“The head of John the Baptist sitting on a tea tray” proves a memorable image, as “Calling All Demons” summons up some haunting spirits, starting off as if Captain Beefheart, in voice and guitar, before smoothing out into a very David Bowie delivery from his “Scary Monsters” period. It tells of a man home from India to the “East Side Irish slums” with “a filthy city river and bubbling sedition”– this murk drifts into “Ugly Bethesda”, the Welsh counterpart, the mining town during a strike. with slate stone contending against “muslin curtains” with a hint of the exotic and erotic in this song, which hints of the Orient in percussion and strings edgily set off against another vocal by Timms, hesitant and trapped in its desire and pain.
The title track begins a three-song stretch that shows the band’s music at its best. It mingles the folk with the rock as if the British electric and eclectic styles of the late ’60s and early ’70s simmered into the punk generation ten years after. “Ancient and Modern” spans much in a few minutes. Its lyrics speak of both the “sepia glow” of nostalgia and the “mask of nothingness” that represents the coming, or past, century. Atrocity and “imaginary rites” contend against “slow trains” and “horse races” and cricket again. The war looms: “crawling up the muddy hill, dropping like flies”– as if Thomas Hardy’s poems about modern brutality found fresh and weary voice in this miniature epic, on an album recorded in Devon, with this song featuring a Welsh male chorus.
Langford’s warped vocals carry “Afar & Forlorn” back to a singer who “laughs and wakes up smiling on the grassy mound a hundred years ago”, even as the song emphasizes the distance and the loneliness of one who has strayed into sadness. The accordion and the guitar, the drums and the fiddle combine to convey this isolation.
“Honey Bear” prolongs this search for the end in the beginning, a rousing straightforward rock song that belies another complex parable. “The further the story is from the truth / The more you need propaganda”; Langford’s warning proves how relevant this album is for our times as much as any past century’s application. The speaker flees the village green and blue sky, as if madness or frustration impels him to “have a long conversation with the honey bear” far from Pooh Corner.

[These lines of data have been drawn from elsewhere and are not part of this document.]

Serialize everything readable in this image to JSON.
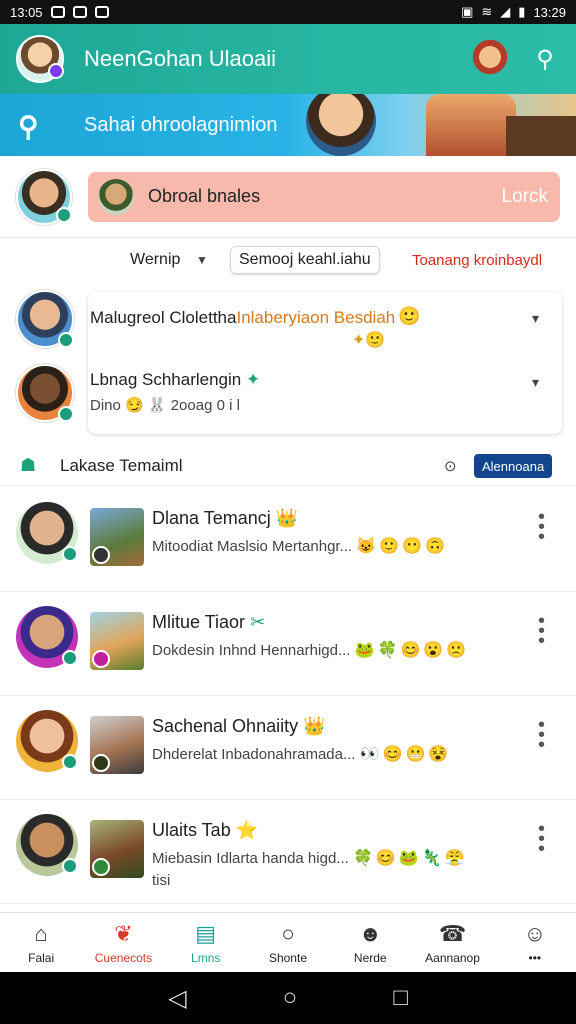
{
  "status": {
    "left_time": "13:05",
    "right_time": "13:29"
  },
  "appbar": {
    "title": "NeenGohan Ulaoaii"
  },
  "banner": {
    "text": "Sahai ohroolagnimion"
  },
  "profile": {
    "pill_text": "Obroal bnales",
    "pill_action": "Lorck"
  },
  "filters": {
    "label": "Wernip",
    "chip": "Semooj keahl.iahu",
    "red_link": "Toanang kroinbaydl"
  },
  "summary": {
    "line1_a": "Malugreol Clolettha",
    "line1_b": "Inlaberyiaon Besdiah",
    "line2": "Lbnag Schharlengin",
    "line3": "Dino 😏 🐰 2ooag 0 i l"
  },
  "section": {
    "title": "Lakase Temaiml",
    "button": "Alennoana"
  },
  "chats": [
    {
      "name": "Dlana Temancj",
      "tag": "👑",
      "message": "Mitoodiat Maslsio Mertanhgr...",
      "emojis": "😺🙂😶🙃",
      "extra": ""
    },
    {
      "name": "Mlitue Tiaor",
      "tag": "✂",
      "message": "Dokdesin Inhnd Hennarhigd...",
      "emojis": "🐸🍀😊😮🙁",
      "extra": ""
    },
    {
      "name": "Sachenal Ohnaiity",
      "tag": "👑",
      "message": "Dhderelat Inbadonahramada...",
      "emojis": "👀😊😬😵",
      "extra": ""
    },
    {
      "name": "Ulaits Tab",
      "tag": "⭐",
      "message": "Miebasin Idlarta handa higd...",
      "emojis": "🍀😊🐸🦎😤",
      "extra": "tisi"
    }
  ],
  "nav": [
    {
      "label": "Falai",
      "icon": "⌂"
    },
    {
      "label": "Cuenecots",
      "icon": "❦"
    },
    {
      "label": "Lmns",
      "icon": "▤"
    },
    {
      "label": "Shonte",
      "icon": "○"
    },
    {
      "label": "Nerde",
      "icon": "☻"
    },
    {
      "label": "Aannanop",
      "icon": "☎"
    },
    {
      "label": "•••",
      "icon": "☺"
    }
  ]
}
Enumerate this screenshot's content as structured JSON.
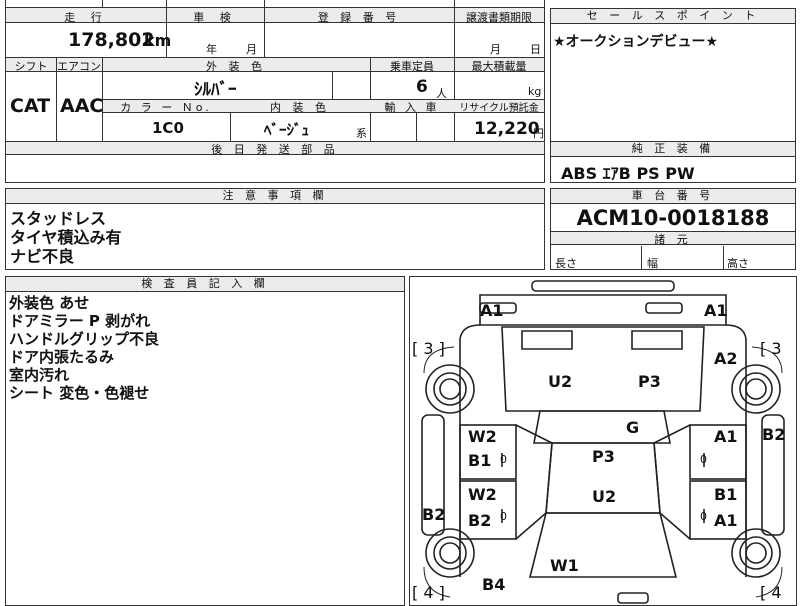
{
  "top": {
    "mileage_header": "走 行",
    "mileage_value": "178,802",
    "mileage_unit": "km",
    "shaken_header": "車 検",
    "shaken_year": "年",
    "shaken_month": "月",
    "reg_header": "登 録 番 号",
    "transfer_header": "譲渡書類期限",
    "transfer_month": "月",
    "transfer_day": "日",
    "shift_header": "シフト",
    "ac_header": "エアコン",
    "shift_value": "CAT",
    "ac_value": "AAC",
    "exterior_color_header": "外 装 色",
    "exterior_color_value": "ｼﾙﾊﾞｰ",
    "capacity_header": "乗車定員",
    "capacity_value": "6",
    "capacity_unit": "人",
    "max_load_header": "最大積載量",
    "max_load_unit": "kg",
    "color_no_header": "カ ラ ー Ｎo.",
    "color_no_value": "1C0",
    "interior_color_header": "内 装 色",
    "interior_color_value": "ﾍﾞｰｼﾞｭ",
    "interior_color_suffix": "系",
    "import_header": "輸 入 車",
    "recycle_header": "リサイクル預託金",
    "recycle_value": "12,220",
    "recycle_unit": "円",
    "delivery_header": "後 日 発 送 部 品"
  },
  "sales_point": {
    "header": "セ ー ル ス ポ イ ン ト",
    "text": "★オークションデビュー★"
  },
  "equipment": {
    "header": "純 正 装 備",
    "text": "ABS ｴｱB PS PW"
  },
  "caution": {
    "header": "注 意 事 項 欄",
    "lines": [
      "スタッドレス",
      "タイヤ積込み有",
      "ナビ不良"
    ]
  },
  "chassis": {
    "header": "車 台 番 号",
    "value": "ACM10-0018188",
    "dims_header": "諸 元",
    "length_label": "長さ",
    "width_label": "幅",
    "height_label": "高さ"
  },
  "inspector": {
    "header": "検 査 員 記 入 欄",
    "lines": [
      "外装色 あせ",
      "ドアミラー P 剥がれ",
      "ハンドルグリップ不良",
      "ドア内張たるみ",
      "室内汚れ",
      "シート 変色・色褪せ"
    ]
  },
  "diagram": {
    "marks": {
      "a1_front_left": "A1",
      "a1_front_right": "A1",
      "three_left": "[ 3 ]",
      "three_right": "[ 3",
      "a2_right": "A2",
      "u2_hood": "U2",
      "p3_hood": "P3",
      "g_windshield": "G",
      "w2_left_front_door": "W2",
      "b1_left_front_door": "B1",
      "p3_roof": "P3",
      "a1_right_front_door": "A1",
      "b2_right_side": "B2",
      "w2_left_rear_door": "W2",
      "b2_left_rear_door": "B2",
      "u2_roof_rear": "U2",
      "b1_right_rear_door": "B1",
      "a1_right_rear_door": "A1",
      "b2_left_side": "B2",
      "w1_rear_glass": "W1",
      "b4_rear": "B4",
      "four_left": "[ 4 ]",
      "four_right": "[ 4",
      "zero_1": "0",
      "zero_2": "0",
      "zero_3": "0",
      "zero_4": "0"
    }
  }
}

Disturbing scenes of poisoned sheepdogs and pale eyes fading segue into “The Devil at Rest” — which may be a misnomer. This tiptoes through a tune that hesitates and sneaks around. Timms pokes about the song, telling of a balloon rising with “black burning smoke” until a promise emerges. Typically, it holds off a calmer world until first the apocalypse: “We’ll cut the grass after the bombardment.”
“Arthur’s Angel” closes this suite with a mid-tempo electric tune that sighs at the folly of it all. A soldier trapped in No Man’s Land articulates his last thoughts, wondering “if you see the same as me”? The wires mark boundaries, the lines on maps. Treasures once sought for salvation tarnish, as they are replaced by “the guns, the manufacturer” who produces the “national treasures of their age”.
This could smack on paper of the Marxist seminar or agitprop pamphlet, but Mekons, after a third of their own century, know better than to peddle catchy slogans or facile rhetoric. Through sweeping up intelligent, elusive imagery into well-sequenced, compact traditional tunes, this album redeems itself. It’s both a tribute to the forgotten men and women of the past and to this band, who makes their voices and thoughts come alive in a time (1911-2011) of necessary reflection and direction.